■ **Exercise objective**: Check each line of the entries below for the string "nWhen"; copy every line where it appears.

---------- The data ----------

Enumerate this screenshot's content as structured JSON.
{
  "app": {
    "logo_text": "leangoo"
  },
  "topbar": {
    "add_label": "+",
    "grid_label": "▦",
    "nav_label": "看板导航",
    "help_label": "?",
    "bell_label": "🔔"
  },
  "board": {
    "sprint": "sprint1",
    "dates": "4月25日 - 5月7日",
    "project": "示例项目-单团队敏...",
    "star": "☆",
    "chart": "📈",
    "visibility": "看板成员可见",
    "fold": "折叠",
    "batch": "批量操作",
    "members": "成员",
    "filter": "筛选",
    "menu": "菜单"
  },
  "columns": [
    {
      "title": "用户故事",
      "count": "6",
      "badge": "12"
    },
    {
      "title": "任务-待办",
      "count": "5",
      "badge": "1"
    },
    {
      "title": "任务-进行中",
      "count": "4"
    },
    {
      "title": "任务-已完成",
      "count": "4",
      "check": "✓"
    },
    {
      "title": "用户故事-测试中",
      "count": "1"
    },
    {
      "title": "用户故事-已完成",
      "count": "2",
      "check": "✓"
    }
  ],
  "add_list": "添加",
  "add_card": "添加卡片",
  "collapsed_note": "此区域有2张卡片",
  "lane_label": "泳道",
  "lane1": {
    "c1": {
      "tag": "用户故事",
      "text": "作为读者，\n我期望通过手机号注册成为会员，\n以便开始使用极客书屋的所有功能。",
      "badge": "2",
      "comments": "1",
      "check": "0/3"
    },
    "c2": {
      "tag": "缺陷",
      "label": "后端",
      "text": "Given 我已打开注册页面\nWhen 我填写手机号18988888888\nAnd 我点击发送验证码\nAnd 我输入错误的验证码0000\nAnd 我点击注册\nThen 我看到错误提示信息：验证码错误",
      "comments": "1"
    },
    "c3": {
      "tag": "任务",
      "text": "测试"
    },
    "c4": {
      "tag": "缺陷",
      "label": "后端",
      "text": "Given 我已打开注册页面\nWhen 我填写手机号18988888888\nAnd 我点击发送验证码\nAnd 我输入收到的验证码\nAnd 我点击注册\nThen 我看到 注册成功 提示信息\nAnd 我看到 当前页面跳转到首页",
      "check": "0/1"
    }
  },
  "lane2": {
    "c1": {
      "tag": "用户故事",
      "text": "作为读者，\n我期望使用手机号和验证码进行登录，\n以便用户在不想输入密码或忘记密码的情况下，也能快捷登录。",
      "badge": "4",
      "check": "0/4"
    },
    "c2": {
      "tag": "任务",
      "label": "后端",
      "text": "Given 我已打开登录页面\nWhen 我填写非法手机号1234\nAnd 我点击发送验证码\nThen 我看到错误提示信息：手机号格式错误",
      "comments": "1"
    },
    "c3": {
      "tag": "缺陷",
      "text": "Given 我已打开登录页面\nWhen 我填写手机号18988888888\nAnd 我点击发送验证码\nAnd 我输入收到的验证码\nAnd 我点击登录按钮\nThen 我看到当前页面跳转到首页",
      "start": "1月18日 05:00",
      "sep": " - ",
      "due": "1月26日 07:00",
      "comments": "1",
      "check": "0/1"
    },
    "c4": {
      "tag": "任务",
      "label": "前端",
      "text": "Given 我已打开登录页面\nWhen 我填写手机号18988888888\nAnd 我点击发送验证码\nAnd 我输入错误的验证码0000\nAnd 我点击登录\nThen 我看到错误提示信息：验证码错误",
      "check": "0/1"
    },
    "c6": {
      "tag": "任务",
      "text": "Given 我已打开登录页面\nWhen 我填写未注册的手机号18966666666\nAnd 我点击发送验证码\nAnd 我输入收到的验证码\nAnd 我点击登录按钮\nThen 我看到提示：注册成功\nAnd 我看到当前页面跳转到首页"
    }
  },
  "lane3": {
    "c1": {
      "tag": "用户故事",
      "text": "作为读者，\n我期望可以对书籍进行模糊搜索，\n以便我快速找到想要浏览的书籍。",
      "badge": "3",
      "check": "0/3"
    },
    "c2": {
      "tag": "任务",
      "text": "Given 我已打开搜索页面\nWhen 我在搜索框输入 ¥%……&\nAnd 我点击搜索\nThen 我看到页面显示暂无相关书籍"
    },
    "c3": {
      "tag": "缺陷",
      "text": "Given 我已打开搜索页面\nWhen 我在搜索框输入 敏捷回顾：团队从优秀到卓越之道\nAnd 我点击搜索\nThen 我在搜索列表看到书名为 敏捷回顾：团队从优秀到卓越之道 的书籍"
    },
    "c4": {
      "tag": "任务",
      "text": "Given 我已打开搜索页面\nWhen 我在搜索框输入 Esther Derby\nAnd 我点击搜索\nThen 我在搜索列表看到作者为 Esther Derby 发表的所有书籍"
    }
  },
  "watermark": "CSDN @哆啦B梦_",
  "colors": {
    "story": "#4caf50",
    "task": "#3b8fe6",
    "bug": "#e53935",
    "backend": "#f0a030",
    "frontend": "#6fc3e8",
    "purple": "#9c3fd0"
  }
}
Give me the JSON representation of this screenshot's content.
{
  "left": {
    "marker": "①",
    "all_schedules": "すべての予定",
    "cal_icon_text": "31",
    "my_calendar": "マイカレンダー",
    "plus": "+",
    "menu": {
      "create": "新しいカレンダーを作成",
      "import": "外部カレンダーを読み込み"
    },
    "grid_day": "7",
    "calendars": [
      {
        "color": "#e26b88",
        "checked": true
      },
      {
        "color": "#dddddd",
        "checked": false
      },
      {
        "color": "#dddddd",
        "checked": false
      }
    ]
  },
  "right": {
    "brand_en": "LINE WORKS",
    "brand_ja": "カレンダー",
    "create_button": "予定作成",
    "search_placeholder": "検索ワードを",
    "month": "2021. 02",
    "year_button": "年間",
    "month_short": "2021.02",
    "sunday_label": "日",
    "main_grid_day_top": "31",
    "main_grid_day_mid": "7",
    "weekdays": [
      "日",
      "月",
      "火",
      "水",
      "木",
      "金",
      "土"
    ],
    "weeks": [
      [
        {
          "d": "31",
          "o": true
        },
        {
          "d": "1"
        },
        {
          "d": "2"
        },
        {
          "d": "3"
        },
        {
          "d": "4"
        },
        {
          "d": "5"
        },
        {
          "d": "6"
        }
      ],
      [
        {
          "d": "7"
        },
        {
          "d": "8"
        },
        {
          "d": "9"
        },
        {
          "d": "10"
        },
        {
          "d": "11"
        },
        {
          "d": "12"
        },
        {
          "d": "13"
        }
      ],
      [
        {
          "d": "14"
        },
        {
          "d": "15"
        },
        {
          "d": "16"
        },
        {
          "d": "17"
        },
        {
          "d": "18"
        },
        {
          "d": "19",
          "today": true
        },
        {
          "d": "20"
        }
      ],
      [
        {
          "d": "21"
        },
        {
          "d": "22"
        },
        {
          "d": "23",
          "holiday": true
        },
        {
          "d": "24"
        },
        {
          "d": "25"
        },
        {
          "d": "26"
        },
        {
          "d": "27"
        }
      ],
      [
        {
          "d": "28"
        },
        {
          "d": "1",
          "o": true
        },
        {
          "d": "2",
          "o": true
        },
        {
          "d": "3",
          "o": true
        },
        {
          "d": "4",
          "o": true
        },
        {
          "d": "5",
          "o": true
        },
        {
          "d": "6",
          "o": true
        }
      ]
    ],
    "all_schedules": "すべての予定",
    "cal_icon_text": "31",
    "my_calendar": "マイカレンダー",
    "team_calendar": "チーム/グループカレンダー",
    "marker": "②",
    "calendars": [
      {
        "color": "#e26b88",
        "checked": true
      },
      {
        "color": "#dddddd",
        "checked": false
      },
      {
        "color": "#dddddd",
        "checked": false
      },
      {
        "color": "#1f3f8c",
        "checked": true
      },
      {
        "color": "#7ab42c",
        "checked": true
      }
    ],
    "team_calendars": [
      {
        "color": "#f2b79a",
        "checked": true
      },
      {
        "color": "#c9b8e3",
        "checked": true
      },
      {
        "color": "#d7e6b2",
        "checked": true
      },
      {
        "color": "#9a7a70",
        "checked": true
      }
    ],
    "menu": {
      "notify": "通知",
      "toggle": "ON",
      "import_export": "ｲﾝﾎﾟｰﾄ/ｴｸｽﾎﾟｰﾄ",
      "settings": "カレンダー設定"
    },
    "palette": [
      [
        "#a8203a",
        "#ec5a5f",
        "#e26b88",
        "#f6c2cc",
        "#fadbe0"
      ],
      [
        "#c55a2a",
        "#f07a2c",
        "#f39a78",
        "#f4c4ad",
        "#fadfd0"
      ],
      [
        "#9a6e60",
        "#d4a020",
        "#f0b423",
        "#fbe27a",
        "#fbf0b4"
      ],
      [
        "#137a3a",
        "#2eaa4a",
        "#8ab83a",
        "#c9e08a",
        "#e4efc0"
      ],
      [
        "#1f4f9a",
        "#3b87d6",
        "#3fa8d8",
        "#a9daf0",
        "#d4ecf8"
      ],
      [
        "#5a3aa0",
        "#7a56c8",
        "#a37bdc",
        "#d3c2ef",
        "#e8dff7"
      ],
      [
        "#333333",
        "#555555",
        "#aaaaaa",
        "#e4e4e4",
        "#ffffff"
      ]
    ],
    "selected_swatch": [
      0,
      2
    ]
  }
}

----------

■ **Solved problem**:
      "text": "Given 我已打开注册页面\nWhen 我填写手机号18988888888\nAnd 我点击发送验证码\nAnd 我输入错误的验证码0000\nAnd 我点击注册\nThen 我看到错误提示信息：验证码错误",
      "text": "Given 我已打开注册页面\nWhen 我填写手机号18988888888\nAnd 我点击发送验证码\nAnd 我输入收到的验证码\nAnd 我点击注册\nThen 我看到 注册成功 提示信息\nAnd 我看到 当前页面跳转到首页",
      "text": "Given 我已打开登录页面\nWhen 我填写非法手机号1234\nAnd 我点击发送验证码\nThen 我看到错误提示信息：手机号格式错误",
      "text": "Given 我已打开登录页面\nWhen 我填写手机号18988888888\nAnd 我点击发送验证码\nAnd 我输入收到的验证码\nAnd 我点击登录按钮\nThen 我看到当前页面跳转到首页",
      "text": "Given 我已打开登录页面\nWhen 我填写手机号18988888888\nAnd 我点击发送验证码\nAnd 我输入错误的验证码0000\nAnd 我点击登录\nThen 我看到错误提示信息：验证码错误",
      "text": "Given 我已打开登录页面\nWhen 我填写未注册的手机号18966666666\nAnd 我点击发送验证码\nAnd 我输入收到的验证码\nAnd 我点击登录按钮\nThen 我看到提示：注册成功\nAnd 我看到当前页面跳转到首页"
      "text": "Given 我已打开搜索页面\nWhen 我在搜索框输入 ¥%……&\nAnd 我点击搜索\nThen 我看到页面显示暂无相关书籍"
      "text": "Given 我已打开搜索页面\nWhen 我在搜索框输入 敏捷回顾：团队从优秀到卓越之道\nAnd 我点击搜索\nThen 我在搜索列表看到书名为 敏捷回顾：团队从优秀到卓越之道 的书籍"
      "text": "Given 我已打开搜索页面\nWhen 我在搜索框输入 Esther Derby\nAnd 我点击搜索\nThen 我在搜索列表看到作者为 Esther Derby 发表的所有书籍"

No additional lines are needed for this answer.